» Problem to work on:
Copy every entry below exactly, and keep out the pictures.

(Collected data entries)

----

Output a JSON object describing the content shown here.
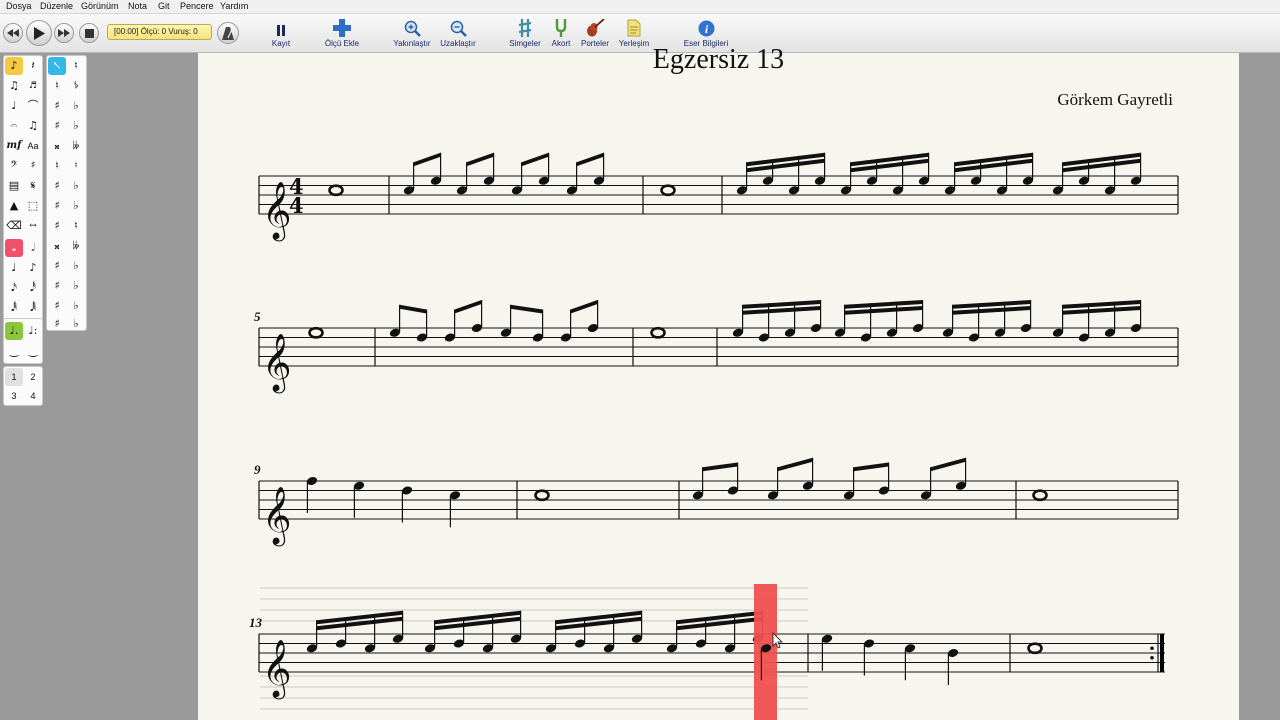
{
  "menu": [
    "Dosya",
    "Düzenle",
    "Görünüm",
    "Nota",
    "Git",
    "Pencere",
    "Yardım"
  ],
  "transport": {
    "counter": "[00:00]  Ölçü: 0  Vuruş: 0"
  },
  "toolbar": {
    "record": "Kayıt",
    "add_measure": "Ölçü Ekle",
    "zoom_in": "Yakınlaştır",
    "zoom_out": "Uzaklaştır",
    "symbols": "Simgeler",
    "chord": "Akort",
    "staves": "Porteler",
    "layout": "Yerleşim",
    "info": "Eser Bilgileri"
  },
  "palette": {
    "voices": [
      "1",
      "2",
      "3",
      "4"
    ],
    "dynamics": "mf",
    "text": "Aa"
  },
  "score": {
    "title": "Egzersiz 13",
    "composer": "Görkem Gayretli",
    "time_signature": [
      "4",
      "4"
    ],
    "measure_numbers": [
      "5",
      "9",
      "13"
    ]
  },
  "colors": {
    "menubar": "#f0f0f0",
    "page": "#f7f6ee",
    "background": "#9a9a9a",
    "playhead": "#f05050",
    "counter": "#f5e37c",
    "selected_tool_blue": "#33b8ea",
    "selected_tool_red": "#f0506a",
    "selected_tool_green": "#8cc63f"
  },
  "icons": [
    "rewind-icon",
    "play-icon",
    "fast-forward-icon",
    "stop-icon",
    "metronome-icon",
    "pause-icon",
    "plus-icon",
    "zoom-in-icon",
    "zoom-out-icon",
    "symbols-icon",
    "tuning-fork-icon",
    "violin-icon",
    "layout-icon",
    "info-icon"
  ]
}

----

» Result of this task:
Output a JSON object describing the content shown here.
{
  "menu": [
    "Dosya",
    "Düzenle",
    "Görünüm",
    "Nota",
    "Git",
    "Pencere",
    "Yardım"
  ],
  "transport": {
    "counter": "[00:00]  Ölçü: 0  Vuruş: 0"
  },
  "toolbar": {
    "record": "Kayıt",
    "add_measure": "Ölçü Ekle",
    "zoom_in": "Yakınlaştır",
    "zoom_out": "Uzaklaştır",
    "symbols": "Simgeler",
    "chord": "Akort",
    "staves": "Porteler",
    "layout": "Yerleşim",
    "info": "Eser Bilgileri"
  },
  "palette": {
    "voices": [
      "1",
      "2",
      "3",
      "4"
    ],
    "dynamics": "mf",
    "text": "Aa"
  },
  "score": {
    "title": "Egzersiz 13",
    "composer": "Görkem Gayretli",
    "time_signature": [
      "4",
      "4"
    ],
    "measure_numbers": [
      "5",
      "9",
      "13"
    ]
  },
  "colors": {
    "menubar": "#f0f0f0",
    "page": "#f7f6ee",
    "background": "#9a9a9a",
    "playhead": "#f05050",
    "counter": "#f5e37c",
    "selected_tool_blue": "#33b8ea",
    "selected_tool_red": "#f0506a",
    "selected_tool_green": "#8cc63f"
  },
  "icons": [
    "rewind-icon",
    "play-icon",
    "fast-forward-icon",
    "stop-icon",
    "metronome-icon",
    "pause-icon",
    "plus-icon",
    "zoom-in-icon",
    "zoom-out-icon",
    "symbols-icon",
    "tuning-fork-icon",
    "violin-icon",
    "layout-icon",
    "info-icon"
  ]
}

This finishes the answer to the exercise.